    On September 17, the U.S. Tax Court, in Dynamo Holdings LP v. Commissioner, 143 T.C. No. 9 (Sept. 17, 2014), held that a taxpayer could use predictive coding, over the objection of the Internal Revenue Service (IRS), to identify relevant electronically stored information (ESI) for production. This is the first Tax Court case to address the use of predictive coding in response to a discovery request.

    / Oct 2, 2014 at 1:42 PM
  • facebook RF

    Facebook, Technology

    Two Courts Permit Defendants To Be Served on Facebook

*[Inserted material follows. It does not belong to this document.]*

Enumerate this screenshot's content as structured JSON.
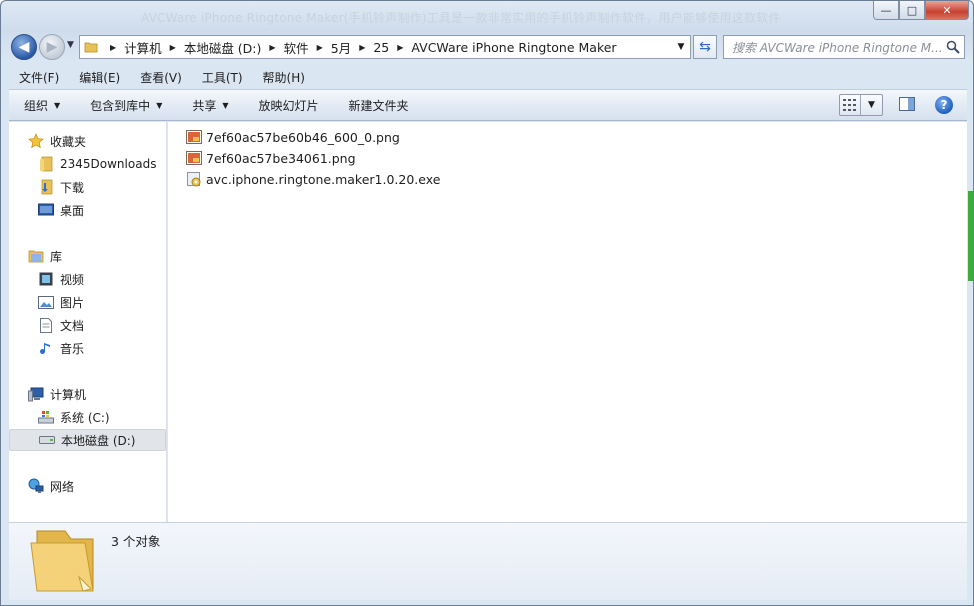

    Ed note: This post originally appeared on Peter S. Vogel’s Internet, Information Technology & e-Discovery Blog. When the defendants could not otherwise be located and served by paper, face-to-face, two Judges ordered service on Facebook since the defendants were in Turkey and Antigua. Since Turkey “has not specifically objected to service by email or social […]

    / Sep 29, 2014 at 2:45 PM
  • anonymous lawyer RF

    Cyberlaw, Technology

    John Doe Can Remain Anonymous and Not Be Deposed in Pre-Litigation Discovery

    Since the plaintiff did not a file a lawsuit against John Doe, the Texas trial court had no jurisdiction to allow the plaintiff to take the deposition of “Trooper,” an anonymous blogger who launched on on-line attack on the CEO of a company who lives in Houston.

    / Sep 25, 2014 at 10:52 AM
  • tech folder

    Document Review, Technology

    An Illustrated Guide On How To Avoid Drafting Horrible ESI Discovery

    Bad discovery is how baby benchslaps are made.

    7 Comments / / Sep 16, 2014 at 11:17 AM
  • Thinking

    Contract Attorneys, Document Review, Law Schools

    Law School Gives Up On Actually Trying To Get Grads A Real Job

    There is going to be a doc review shop at a law school. And apparently the law school is okay with that, even excited.

    19 Comments / / Sep 12, 2014 at 11:03 AM
  • Technology

    “BYOD Bill of Rights” May Help Concerns about Privacy

    Ed note: This post originally appeared on Peter S. Vogel’s Internet, Information Technology & e-Discovery Blog. A recent survey about BYOD (“Bring Your Own Device”) resulted in the finding that “78% of employees use their own mobile devices for work” and “the use of personal technology to access corporate data can be solved by better […]

    / Sep 4, 2014 at 5:00 PM